To use an analogy that I think is quite relevant in this case, the Giants are like a football team - let's call them "the Giants" - that have several veteran players on the downside of their careers, and also several young, and very talented players that represent the future of the organization. The only problem with these "Giants," however, is that the future is NOT now. It's in the future.
So you can see how this scenario compares to the Giants, who are in a very similar situation, but from a football standpoint. For example, Kurt Warner is a former MVP, which is good and all, but the Giants would be much better off with a current MVP. Will Eli Manning, the new face of the franchise, ever be that "current MVP?" It's difficult to say. But I believe that he has a much better chance than say, oh I don't know, Kurt Warner. In fact, I would say that if Eli Manning ever manages to rid himself of that "I'm so scared I can't remember what to do" aura, that he will be the best quarterback the Giants have had since Kerry Collins.
The Giants also have a very young offensive line, which is, quite appropriately, trying to protect their grey-bearded quarterback, who, when tackled, sometimes actually just hands the ball to the other team. And any moron knows that it takes several years for an offensive line to jell, at which point they create an impenetrable wall of protection that eliminates sacks and produces 1,800 yard rushers with ease. For the Giants, this point isn't scheduled until 2007, so it's important for everyone to be patient.
The Giants are also fortunate enough to have one of the youngest, and most talented tight ends in the league, Jeremy Shockey, who can easily intimidate the opposition by making the first down signal after a three yard catch, even if he just dropped the last ball thrown to him. That is the kind of fortitude the team will need heading into the future. On the other side of the ball, the Giants boast several young talents all named Will - Will Allen, Will Peterson, and William Joseph - that have the potential to be the next generation of a tradition-based Giant defense. Plus, if you take the "son" off of "Peterson," then all of these guys have two first names, which is good news for a football player. Just ask Marcus Allen. And Lyle Alzado (minus the "zado").
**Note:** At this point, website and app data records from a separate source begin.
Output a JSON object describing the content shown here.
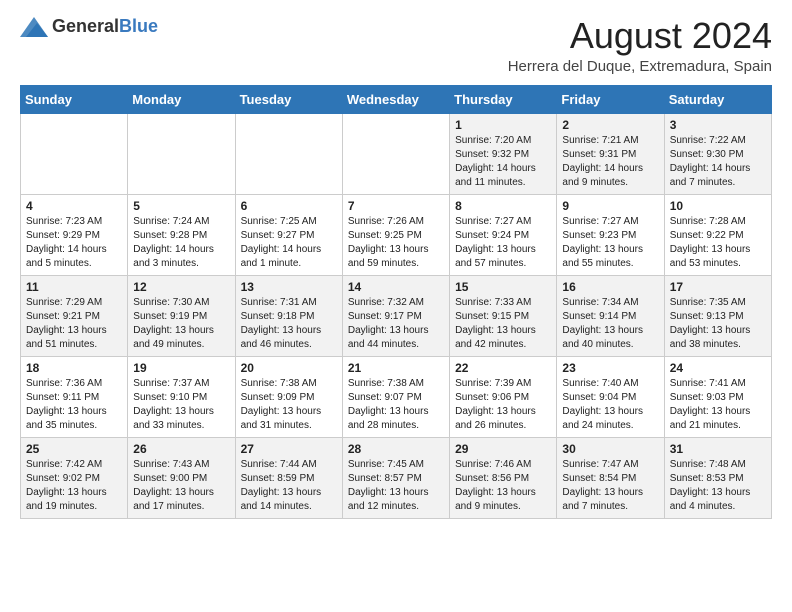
{
  "header": {
    "logo_general": "General",
    "logo_blue": "Blue",
    "title": "August 2024",
    "location": "Herrera del Duque, Extremadura, Spain"
  },
  "weekdays": [
    "Sunday",
    "Monday",
    "Tuesday",
    "Wednesday",
    "Thursday",
    "Friday",
    "Saturday"
  ],
  "weeks": [
    [
      {
        "day": "",
        "info": ""
      },
      {
        "day": "",
        "info": ""
      },
      {
        "day": "",
        "info": ""
      },
      {
        "day": "",
        "info": ""
      },
      {
        "day": "1",
        "info": "Sunrise: 7:20 AM\nSunset: 9:32 PM\nDaylight: 14 hours\nand 11 minutes."
      },
      {
        "day": "2",
        "info": "Sunrise: 7:21 AM\nSunset: 9:31 PM\nDaylight: 14 hours\nand 9 minutes."
      },
      {
        "day": "3",
        "info": "Sunrise: 7:22 AM\nSunset: 9:30 PM\nDaylight: 14 hours\nand 7 minutes."
      }
    ],
    [
      {
        "day": "4",
        "info": "Sunrise: 7:23 AM\nSunset: 9:29 PM\nDaylight: 14 hours\nand 5 minutes."
      },
      {
        "day": "5",
        "info": "Sunrise: 7:24 AM\nSunset: 9:28 PM\nDaylight: 14 hours\nand 3 minutes."
      },
      {
        "day": "6",
        "info": "Sunrise: 7:25 AM\nSunset: 9:27 PM\nDaylight: 14 hours\nand 1 minute."
      },
      {
        "day": "7",
        "info": "Sunrise: 7:26 AM\nSunset: 9:25 PM\nDaylight: 13 hours\nand 59 minutes."
      },
      {
        "day": "8",
        "info": "Sunrise: 7:27 AM\nSunset: 9:24 PM\nDaylight: 13 hours\nand 57 minutes."
      },
      {
        "day": "9",
        "info": "Sunrise: 7:27 AM\nSunset: 9:23 PM\nDaylight: 13 hours\nand 55 minutes."
      },
      {
        "day": "10",
        "info": "Sunrise: 7:28 AM\nSunset: 9:22 PM\nDaylight: 13 hours\nand 53 minutes."
      }
    ],
    [
      {
        "day": "11",
        "info": "Sunrise: 7:29 AM\nSunset: 9:21 PM\nDaylight: 13 hours\nand 51 minutes."
      },
      {
        "day": "12",
        "info": "Sunrise: 7:30 AM\nSunset: 9:19 PM\nDaylight: 13 hours\nand 49 minutes."
      },
      {
        "day": "13",
        "info": "Sunrise: 7:31 AM\nSunset: 9:18 PM\nDaylight: 13 hours\nand 46 minutes."
      },
      {
        "day": "14",
        "info": "Sunrise: 7:32 AM\nSunset: 9:17 PM\nDaylight: 13 hours\nand 44 minutes."
      },
      {
        "day": "15",
        "info": "Sunrise: 7:33 AM\nSunset: 9:15 PM\nDaylight: 13 hours\nand 42 minutes."
      },
      {
        "day": "16",
        "info": "Sunrise: 7:34 AM\nSunset: 9:14 PM\nDaylight: 13 hours\nand 40 minutes."
      },
      {
        "day": "17",
        "info": "Sunrise: 7:35 AM\nSunset: 9:13 PM\nDaylight: 13 hours\nand 38 minutes."
      }
    ],
    [
      {
        "day": "18",
        "info": "Sunrise: 7:36 AM\nSunset: 9:11 PM\nDaylight: 13 hours\nand 35 minutes."
      },
      {
        "day": "19",
        "info": "Sunrise: 7:37 AM\nSunset: 9:10 PM\nDaylight: 13 hours\nand 33 minutes."
      },
      {
        "day": "20",
        "info": "Sunrise: 7:38 AM\nSunset: 9:09 PM\nDaylight: 13 hours\nand 31 minutes."
      },
      {
        "day": "21",
        "info": "Sunrise: 7:38 AM\nSunset: 9:07 PM\nDaylight: 13 hours\nand 28 minutes."
      },
      {
        "day": "22",
        "info": "Sunrise: 7:39 AM\nSunset: 9:06 PM\nDaylight: 13 hours\nand 26 minutes."
      },
      {
        "day": "23",
        "info": "Sunrise: 7:40 AM\nSunset: 9:04 PM\nDaylight: 13 hours\nand 24 minutes."
      },
      {
        "day": "24",
        "info": "Sunrise: 7:41 AM\nSunset: 9:03 PM\nDaylight: 13 hours\nand 21 minutes."
      }
    ],
    [
      {
        "day": "25",
        "info": "Sunrise: 7:42 AM\nSunset: 9:02 PM\nDaylight: 13 hours\nand 19 minutes."
      },
      {
        "day": "26",
        "info": "Sunrise: 7:43 AM\nSunset: 9:00 PM\nDaylight: 13 hours\nand 17 minutes."
      },
      {
        "day": "27",
        "info": "Sunrise: 7:44 AM\nSunset: 8:59 PM\nDaylight: 13 hours\nand 14 minutes."
      },
      {
        "day": "28",
        "info": "Sunrise: 7:45 AM\nSunset: 8:57 PM\nDaylight: 13 hours\nand 12 minutes."
      },
      {
        "day": "29",
        "info": "Sunrise: 7:46 AM\nSunset: 8:56 PM\nDaylight: 13 hours\nand 9 minutes."
      },
      {
        "day": "30",
        "info": "Sunrise: 7:47 AM\nSunset: 8:54 PM\nDaylight: 13 hours\nand 7 minutes."
      },
      {
        "day": "31",
        "info": "Sunrise: 7:48 AM\nSunset: 8:53 PM\nDaylight: 13 hours\nand 4 minutes."
      }
    ]
  ]
}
Which brings us to the present state of things. The Giants are in a transition period, which is to say that they're trying to transition from 4-12 to 12-4. But this can't happen overnight. In the middle of that transition there is a period called "what the heck is going on here?" and that is where the Giants are at right now. The core of this team in 2000 - Tiki Barber, Michael Strahan, Amani Toomer, etc. - are still hanging around waiting to collect their 401k. Plus the organization brought in Warner, who management thought would provide "a chance to win now," except "now" really meant "four years ago." And "now" the Giants are stuck in an ultra-tough division with no way out, unless they get to play the Redskins at home for the rest of the year.
So the bad news is that the Giants aren't that great. The good news is that I have them winning the Super Bowl in 2007. But the bad news is that I had the Colts winning the Super Bowl last year. But then again, I didn't have my telescope.